Researching at Masters level
This guide covers how to both broaden and deepen your research approach to suit the scope of your Masters degree. It includes sections on:
- Increasing the scope of your reading
- Making use of the library and wider sources
- Setting your own research questions
- Informed choice of research methods
A Masters degree is more specialised, so you'll be expected to read more widely and more deeply in a narrower field.
Ease yourself into reading complex journal articles by first reading overviews or introductory texts to get a basic understanding; build on this by going further into current research; then develop a wider focus by reading a few related articles to get a range of views, or a different perspective.
As well as gaining specialist subject knowledge, you need to read more widely to 1) set your topic in a wider context and 2) understand theoretical frameworks which will help you analyse your topic.
For example, imagine you wanted to write about the Canadian-Caribbean author Nalo Hopkinson. You are interested in the way she uses the science fiction genre to explore ideas of alien-ness and belonging in society. You might start by reading her novels (primary sources) and what critics have written about her work (secondary sources).
However at Masters level you would also be expected to place her work in a wider context which considers how her work fits within the concept of 'literature' as a whole. Hopkinson's work is considered to be science fiction, but it also draws on Caribbean literature and myth. So you would need to read more broadly to understand how science fiction as a genre is constructed; how science fiction may use mythical structures from other cultures; and also the debates about the relationship between popular genres like science fiction, and more 'academic' forms of literature like Caribbean poetry.
You may not need to refer in detail to all your contextual reading when writing assignments, but it enriches your understanding because a) you are aware of how your topic is positioned within the larger debates in your subject; b) you can see how the key boundaries and concepts of your subject are under dispute.
If you are interested in how Hopkinson's work explores ideas of alien-ness and belonging, you would also need to read relevant theories to give you the tools to be able to analyse her work. You identify recurring images of crossroads and encircled cities in her work, but you don't know why these are important or what to do next with this observation. However, on reading postcolonial cultural theories, you discover that the tension between ideas of the imperial 'centre' and colonial 'periphery' helps you explain how Hopkinson's imagery uses space to show the power relationships in ideas of belonging and exclusion.
Theories may seem intimidatingly abstract, but they are really useful tools.
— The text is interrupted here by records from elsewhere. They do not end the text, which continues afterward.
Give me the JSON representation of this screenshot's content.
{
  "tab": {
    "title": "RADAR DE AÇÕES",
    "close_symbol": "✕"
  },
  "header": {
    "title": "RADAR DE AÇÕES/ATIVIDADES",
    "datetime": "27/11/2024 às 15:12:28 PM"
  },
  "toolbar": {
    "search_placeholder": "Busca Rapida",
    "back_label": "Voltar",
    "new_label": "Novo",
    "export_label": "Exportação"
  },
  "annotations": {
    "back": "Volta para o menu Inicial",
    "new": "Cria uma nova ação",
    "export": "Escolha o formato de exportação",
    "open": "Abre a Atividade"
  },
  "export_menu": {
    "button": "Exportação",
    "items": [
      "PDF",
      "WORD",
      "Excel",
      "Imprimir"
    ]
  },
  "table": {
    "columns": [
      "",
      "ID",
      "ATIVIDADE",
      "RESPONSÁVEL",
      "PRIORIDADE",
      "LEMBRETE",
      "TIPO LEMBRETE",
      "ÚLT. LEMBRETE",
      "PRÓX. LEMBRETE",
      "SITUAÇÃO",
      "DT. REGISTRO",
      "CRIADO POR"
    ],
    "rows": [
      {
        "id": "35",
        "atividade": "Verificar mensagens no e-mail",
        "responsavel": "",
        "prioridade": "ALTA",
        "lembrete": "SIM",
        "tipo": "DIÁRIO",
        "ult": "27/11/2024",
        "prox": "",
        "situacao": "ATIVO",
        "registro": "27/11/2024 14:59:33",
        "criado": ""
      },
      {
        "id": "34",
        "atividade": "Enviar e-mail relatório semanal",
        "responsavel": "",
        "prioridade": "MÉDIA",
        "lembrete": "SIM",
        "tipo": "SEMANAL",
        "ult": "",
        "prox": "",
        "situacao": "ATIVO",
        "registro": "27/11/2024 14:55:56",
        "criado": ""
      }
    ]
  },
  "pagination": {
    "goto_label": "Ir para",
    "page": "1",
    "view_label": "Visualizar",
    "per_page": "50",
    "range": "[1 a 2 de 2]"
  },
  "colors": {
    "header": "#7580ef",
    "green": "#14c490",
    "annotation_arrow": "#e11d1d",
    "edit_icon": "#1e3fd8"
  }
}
They provide frameworks or sets of ideas which you can apply to your specific topic. As theories are abstract and general, it means they will never explain everything or be a perfect 'match' for your topic, so this gives you scope to critically analyse them - What does the theory fail to consider? Where are the gaps in the theory? How does the theory fit with 'real life' practice or specific examples?
Part of doing a Masters degree also involves developing your abilities to identify, locate, and manage wider sources. To find the more specialist sources you need for your course, particularly for longer projects and dissertations, take the opportunity to use libraries and archives beyond the University Library at Reading.
You may find it useful to know about:
- Subject specific databases and search engines
- Finding conference papers and theses
- Automatic email alerts when new journal articles are published in your field
- Reference managing software like Endnote
- Using libraries outside of Reading and inter library loans
See the Library home page or ask your liaison librarian for more details.
The Library also has advice on how to develop your research skills.
Deciding what to examine is part of the training in becoming a researcher. Selecting a research question isn't a straightforward process of picking a question and then answering it; it involves an ongoing process of discovery and refinement. Your question gives you a focus, but it is natural for this focus to adapt as you read more.
- Phrase your thoughts as questions and include an aspect that can be measured, evaluated, or judged. Instead of "Use of graphical communication to promote Milton Keynes," turn this into "How successful has graphical communication been in promoting Milton Keynes?"
- Break your main question into sub-questions. What do you need to find out to answer each of these? - This creates your research plan.
- Keep referring back to your research questions to decide whether material is relevant, especially when analysing your results. You will probably have collected far more information than you need to answer your questions, so be ruthless!
"In my Undergraduate dissertation I did focus groups because everyone else was doing them. For my Masters dissertation, I wanted to use this method, but quickly realised why it wasn't right for the job." (Masters student, Management)
Deciding how to research something is also an important part of becoming a researcher. You need to make an informed choice about the research methods you use and be able to justify why they are the most appropriate. You have to take into account what other people have done, so, again, this means reading widely. You may also have to read up on research methods that you haven't used before in order to learn whether they are appropriate and how to use them.
- What do you need to find out - how are you going to do this?
- Is there more than one way of finding out what you need?
- What methods have other people used in similar situations and why?
- What are the strengths and limitations of the methods you are considering - how do these limitations influence what you can find out and what you can conclude from your results?